Once the data has been read, restate all of it exactly.

[Saved entries]
┄┄┄┄┄┄┄┄┄┄┄┄┄┄┄┄┄┄┄┄

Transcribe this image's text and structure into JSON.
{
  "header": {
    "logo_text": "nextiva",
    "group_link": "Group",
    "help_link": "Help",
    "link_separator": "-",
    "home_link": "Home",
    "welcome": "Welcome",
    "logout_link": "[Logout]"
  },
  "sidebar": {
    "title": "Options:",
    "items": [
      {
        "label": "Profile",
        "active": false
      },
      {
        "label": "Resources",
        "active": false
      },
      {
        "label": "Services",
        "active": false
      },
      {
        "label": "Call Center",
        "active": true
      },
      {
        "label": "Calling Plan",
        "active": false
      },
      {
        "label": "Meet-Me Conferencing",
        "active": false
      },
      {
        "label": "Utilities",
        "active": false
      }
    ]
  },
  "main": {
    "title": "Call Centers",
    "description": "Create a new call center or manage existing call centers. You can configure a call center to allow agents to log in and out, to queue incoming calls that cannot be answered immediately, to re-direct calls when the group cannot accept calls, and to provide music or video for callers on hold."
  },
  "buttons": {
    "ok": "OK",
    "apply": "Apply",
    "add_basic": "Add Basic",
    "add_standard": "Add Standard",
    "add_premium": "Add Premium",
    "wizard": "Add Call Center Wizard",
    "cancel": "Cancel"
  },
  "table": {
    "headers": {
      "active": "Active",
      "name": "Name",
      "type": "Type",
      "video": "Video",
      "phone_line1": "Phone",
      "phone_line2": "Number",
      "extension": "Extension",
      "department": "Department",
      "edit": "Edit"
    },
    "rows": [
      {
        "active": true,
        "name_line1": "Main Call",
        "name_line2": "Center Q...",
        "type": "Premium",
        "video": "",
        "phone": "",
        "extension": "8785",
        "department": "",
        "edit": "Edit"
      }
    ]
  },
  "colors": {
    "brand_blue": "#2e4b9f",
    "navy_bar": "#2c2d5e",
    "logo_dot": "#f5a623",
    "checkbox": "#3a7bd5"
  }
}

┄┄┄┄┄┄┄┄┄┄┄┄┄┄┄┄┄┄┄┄

### Result of the task
Transcribe this image's text and structure into JSON.
{
  "header": {
    "logo_text": "nextiva",
    "group_link": "Group",
    "help_link": "Help",
    "link_separator": "-",
    "home_link": "Home",
    "welcome": "Welcome",
    "logout_link": "[Logout]"
  },
  "sidebar": {
    "title": "Options:",
    "items": [
      {
        "label": "Profile",
        "active": false
      },
      {
        "label": "Resources",
        "active": false
      },
      {
        "label": "Services",
        "active": false
      },
      {
        "label": "Call Center",
        "active": true
      },
      {
        "label": "Calling Plan",
        "active": false
      },
      {
        "label": "Meet-Me Conferencing",
        "active": false
      },
      {
        "label": "Utilities",
        "active": false
      }
    ]
  },
  "main": {
    "title": "Call Centers",
    "description": "Create a new call center or manage existing call centers. You can configure a call center to allow agents to log in and out, to queue incoming calls that cannot be answered immediately, to re-direct calls when the group cannot accept calls, and to provide music or video for callers on hold."
  },
  "buttons": {
    "ok": "OK",
    "apply": "Apply",
    "add_basic": "Add Basic",
    "add_standard": "Add Standard",
    "add_premium": "Add Premium",
    "wizard": "Add Call Center Wizard",
    "cancel": "Cancel"
  },
  "table": {
    "headers": {
      "active": "Active",
      "name": "Name",
      "type": "Type",
      "video": "Video",
      "phone_line1": "Phone",
      "phone_line2": "Number",
      "extension": "Extension",
      "department": "Department",
      "edit": "Edit"
    },
    "rows": [
      {
        "active": true,
        "name_line1": "Main Call",
        "name_line2": "Center Q...",
        "type": "Premium",
        "video": "",
        "phone": "",
        "extension": "8785",
        "department": "",
        "edit": "Edit"
      }
    ]
  },
  "colors": {
    "brand_blue": "#2e4b9f",
    "navy_bar": "#2c2d5e",
    "logo_dot": "#f5a623",
    "checkbox": "#3a7bd5"
  }
}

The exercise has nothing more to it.